This is a splendid book, very easy to read, and full of surprises and strong feelings. (And I will let you into a secret: I don’t usually write sentences like that on this Blog).
In chapter 35, Carre tells a story dated to 1967 in which he helps to secure "leave to remain" in the UK for a famous Czech actor who has left Czechoslovakia legally but who wishes not to return and equally not to defect or claim political asylum, which would result in retaliation against the friends and family he has left behind. Carre taps a few friends for help and has soon got a polite letter into the hands of the Labour Home Secretary, Roy Jenkins, and the rest is a history which Carre is able to narrate.
In the summer of 1967, aged nineteen, I was Chairman of the Oxford University Labour Club once a purely party outfit but now less so - my own Labour Party membership, acquired at the age of 16 had lapsed in 1966. In my capacity as Chairman (I think) I was asked to a house in north Oxford and introduced to a Czech student, a boy I guess around my own age, living in a cupboard-sized room with a girl who may or may not have been Czech but who does not figure in the rest of the story. I forget who asked me to visit or what was said, but I was asked to help the boy stay in the UK and if I had to say now why he wanted to stay then I am prompted to say that he had done something political back home which put him at risk if he returned. But really I have forgotten, and maybe he just wanted to stay with the girl. Whether he had come out on a visa or clandestinely, I do not know. My effort to help consisted in setting up a Sunday morning meeting at the home of a Labour MP who lived locally, Robert Maxwell then resident in Headington Hall on the estate which housed his Pergamon Press publishing company. How I achieved this, I don't now know - this is of course before mobile phones and emails.Nor was I one of Maxwell's constituents - the voting age was still 21 and Maxwell was in any case MP for Buckingham.
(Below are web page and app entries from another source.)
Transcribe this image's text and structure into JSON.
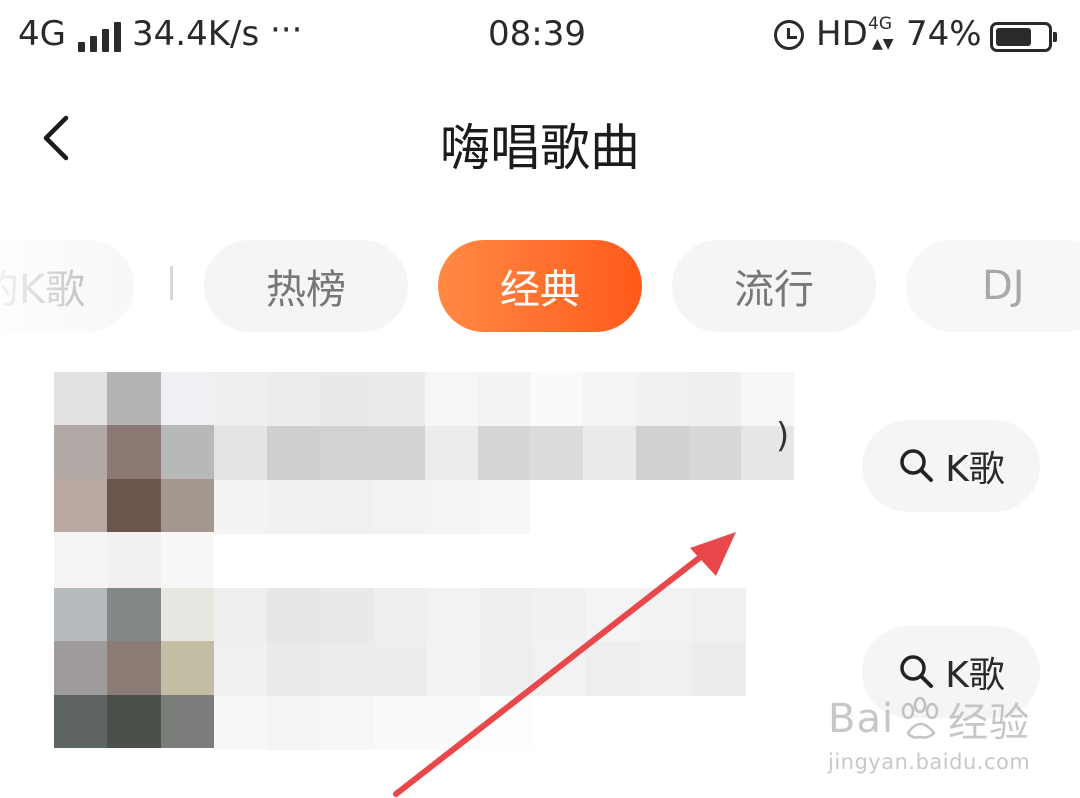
{
  "status_bar": {
    "network": "4G",
    "speed": "34.4K/s",
    "more": "···",
    "time": "08:39",
    "hd": "HD",
    "hd_sub": "4G",
    "battery_percent": "74%",
    "battery_level": 0.74,
    "icons": [
      "signal-icon",
      "alarm-icon",
      "battery-icon"
    ]
  },
  "header": {
    "title": "嗨唱歌曲",
    "back_icon": "chevron-left-icon"
  },
  "tabs": [
    {
      "label": "的K歌",
      "active": false
    },
    {
      "label": "热榜",
      "active": false
    },
    {
      "label": "经典",
      "active": true
    },
    {
      "label": "流行",
      "active": false
    },
    {
      "label": "DJ",
      "active": false
    }
  ],
  "colors": {
    "accent_start": "#ff8a45",
    "accent_end": "#ff5a1a",
    "annotation_arrow": "#e8474b"
  },
  "songs": [
    {
      "title_suffix": ")",
      "button_label": "K歌",
      "button_icon": "search-icon"
    },
    {
      "title_suffix": "",
      "button_label": "K歌",
      "button_icon": "search-icon"
    }
  ],
  "watermark": {
    "brand": "Bai",
    "brand_after_paw": "经验",
    "url": "jingyan.baidu.com"
  }
}
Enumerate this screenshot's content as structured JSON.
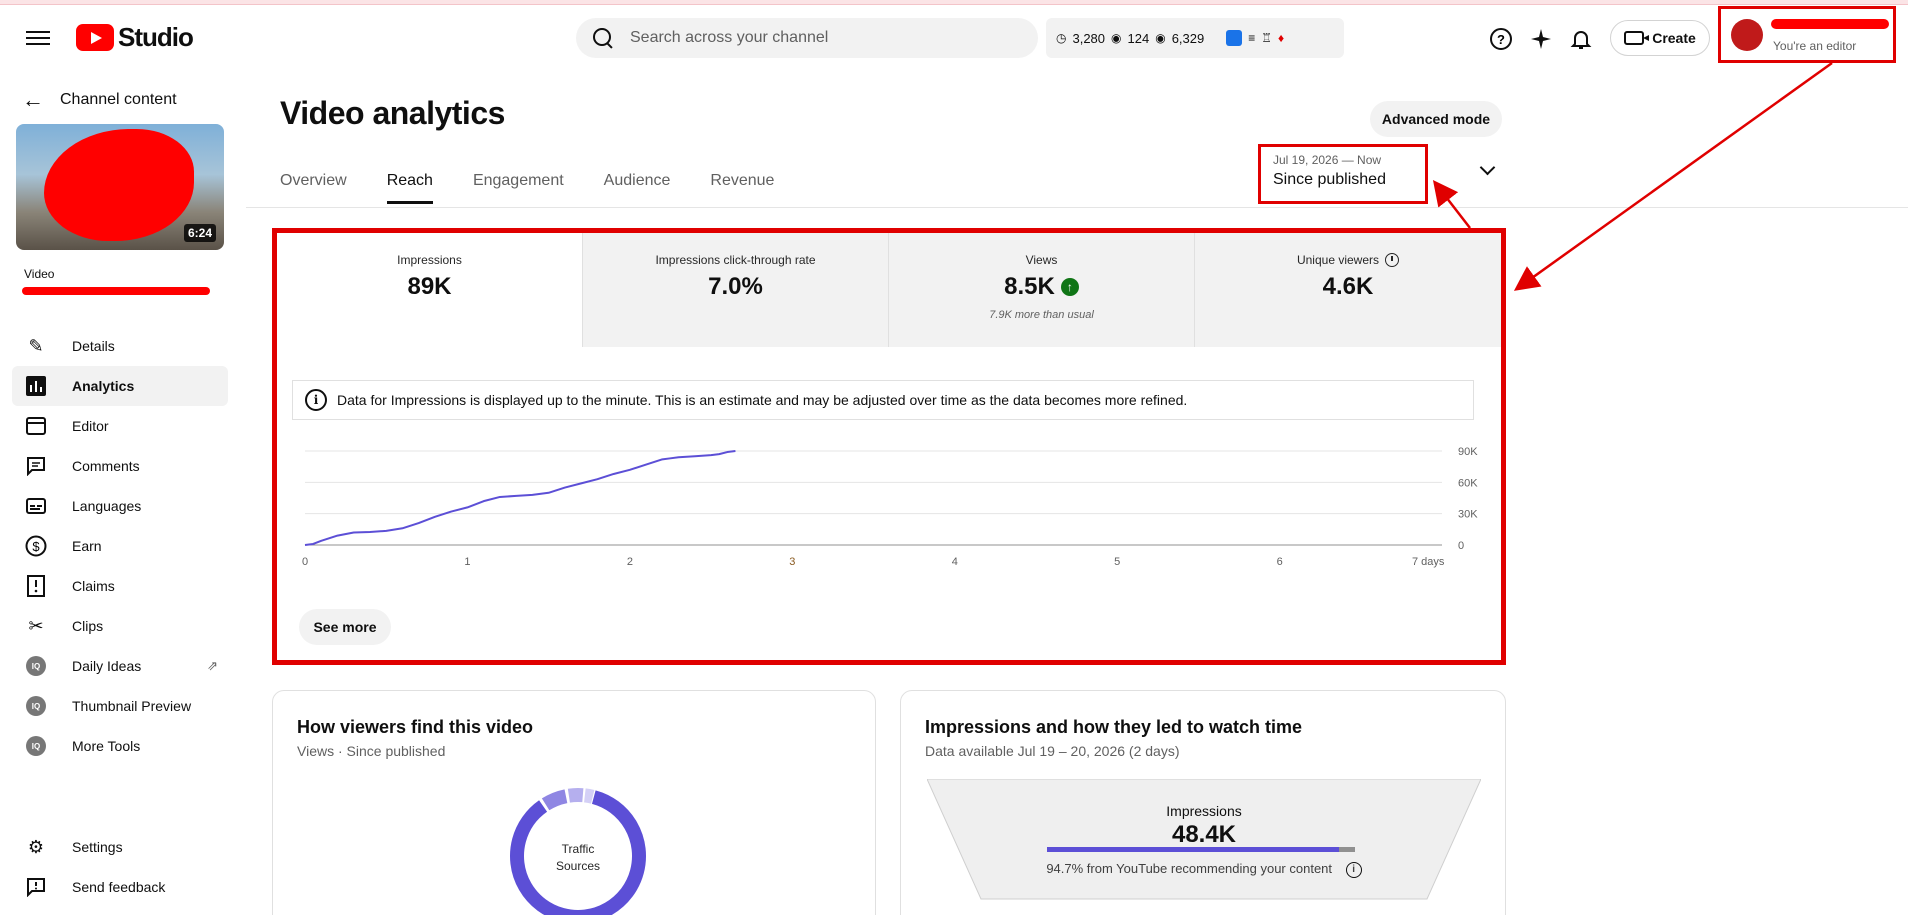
{
  "header": {
    "app_name": "Studio",
    "search_placeholder": "Search across your channel",
    "stats": {
      "watch_hours": "3,280",
      "live_viewers": "124",
      "views": "6,329"
    },
    "create_label": "Create",
    "account_role": "You're an editor"
  },
  "sidebar": {
    "back_label": "Channel content",
    "thumb_duration": "6:24",
    "video_label": "Video",
    "items": [
      {
        "label": "Details",
        "icon": "pencil-icon"
      },
      {
        "label": "Analytics",
        "icon": "analytics-icon"
      },
      {
        "label": "Editor",
        "icon": "editor-icon"
      },
      {
        "label": "Comments",
        "icon": "comments-icon"
      },
      {
        "label": "Languages",
        "icon": "subtitles-icon"
      },
      {
        "label": "Earn",
        "icon": "dollar-icon"
      },
      {
        "label": "Claims",
        "icon": "claims-icon"
      },
      {
        "label": "Clips",
        "icon": "scissors-icon"
      },
      {
        "label": "Daily Ideas",
        "icon": "tool-icon"
      },
      {
        "label": "Thumbnail Preview",
        "icon": "tool-icon"
      },
      {
        "label": "More Tools",
        "icon": "tool-icon"
      }
    ],
    "bottom_items": [
      {
        "label": "Settings",
        "icon": "gear-icon"
      },
      {
        "label": "Send feedback",
        "icon": "feedback-icon"
      }
    ]
  },
  "main": {
    "title": "Video analytics",
    "advanced_mode": "Advanced mode",
    "tabs": [
      "Overview",
      "Reach",
      "Engagement",
      "Audience",
      "Revenue"
    ],
    "active_tab": "Reach",
    "date_range": "Jul 19, 2026 — Now",
    "date_selection": "Since published",
    "metrics": [
      {
        "label": "Impressions",
        "value": "89K",
        "sub": ""
      },
      {
        "label": "Impressions click-through rate",
        "value": "7.0%",
        "sub": ""
      },
      {
        "label": "Views",
        "value": "8.5K",
        "sub": "7.9K more than usual"
      },
      {
        "label": "Unique viewers",
        "value": "4.6K",
        "sub": ""
      }
    ],
    "info_text": "Data for Impressions is displayed up to the minute. This is an estimate and may be adjusted over time as the data becomes more refined.",
    "see_more": "See more"
  },
  "chart_data": {
    "type": "line",
    "title": "",
    "xlabel": "",
    "ylabel": "",
    "x_ticks": [
      "0",
      "1",
      "2",
      "3",
      "4",
      "5",
      "6",
      "7 days"
    ],
    "y_ticks": [
      "0",
      "30K",
      "60K",
      "90K"
    ],
    "xlim": [
      0,
      7
    ],
    "ylim": [
      0,
      90000
    ],
    "series": [
      {
        "x": [
          0,
          0.05,
          0.1,
          0.2,
          0.3,
          0.4,
          0.5,
          0.6,
          0.7,
          0.8,
          0.9,
          1.0,
          1.1,
          1.2,
          1.3,
          1.4,
          1.5,
          1.6,
          1.7,
          1.8,
          1.9,
          2.0,
          2.1,
          2.2,
          2.25,
          2.3,
          2.4,
          2.5,
          2.55,
          2.6,
          2.65
        ],
        "y": [
          0,
          1000,
          4000,
          9000,
          12000,
          12500,
          13500,
          16000,
          21000,
          27000,
          32000,
          36000,
          42000,
          46000,
          47000,
          48000,
          50000,
          55000,
          59000,
          63000,
          68000,
          72000,
          77000,
          82000,
          83000,
          84000,
          85000,
          86000,
          87000,
          89000,
          90000
        ]
      }
    ],
    "grid": true
  },
  "cards": {
    "traffic": {
      "title": "How viewers find this video",
      "subtitle": "Views · Since published",
      "donut_label_1": "Traffic",
      "donut_label_2": "Sources"
    },
    "impressions": {
      "title": "Impressions and how they led to watch time",
      "subtitle": "Data available Jul 19 – 20, 2026 (2 days)",
      "funnel_label": "Impressions",
      "funnel_value": "48.4K",
      "funnel_note": "94.7% from YouTube recommending your content"
    }
  },
  "colors": {
    "accent": "#5c4fd6",
    "annotation": "#e00000",
    "brand": "#ff0000",
    "up": "#107516"
  }
}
We went along and I recall a grand reception hall with a harp on display. Then we were taken into a dining room with a vast and beautifully polished table. The boy sat on one side, me on the other, and Robert Maxwell at the top of the table. The boy's English was not very good and Maxwell soon turned to Czech and appeared to question him quite forcefully and at some length. At the end, Maxwell turned to me and explained that he had publishing contracts in Czechoslovakia and that he was afraid that the boy might be a provocateur, hence the questioning. Whether any promises were made, I don't recall and as to what happened next, I don't recall that either. That's the problem with trying to remember things fifty years later, at least for me it is.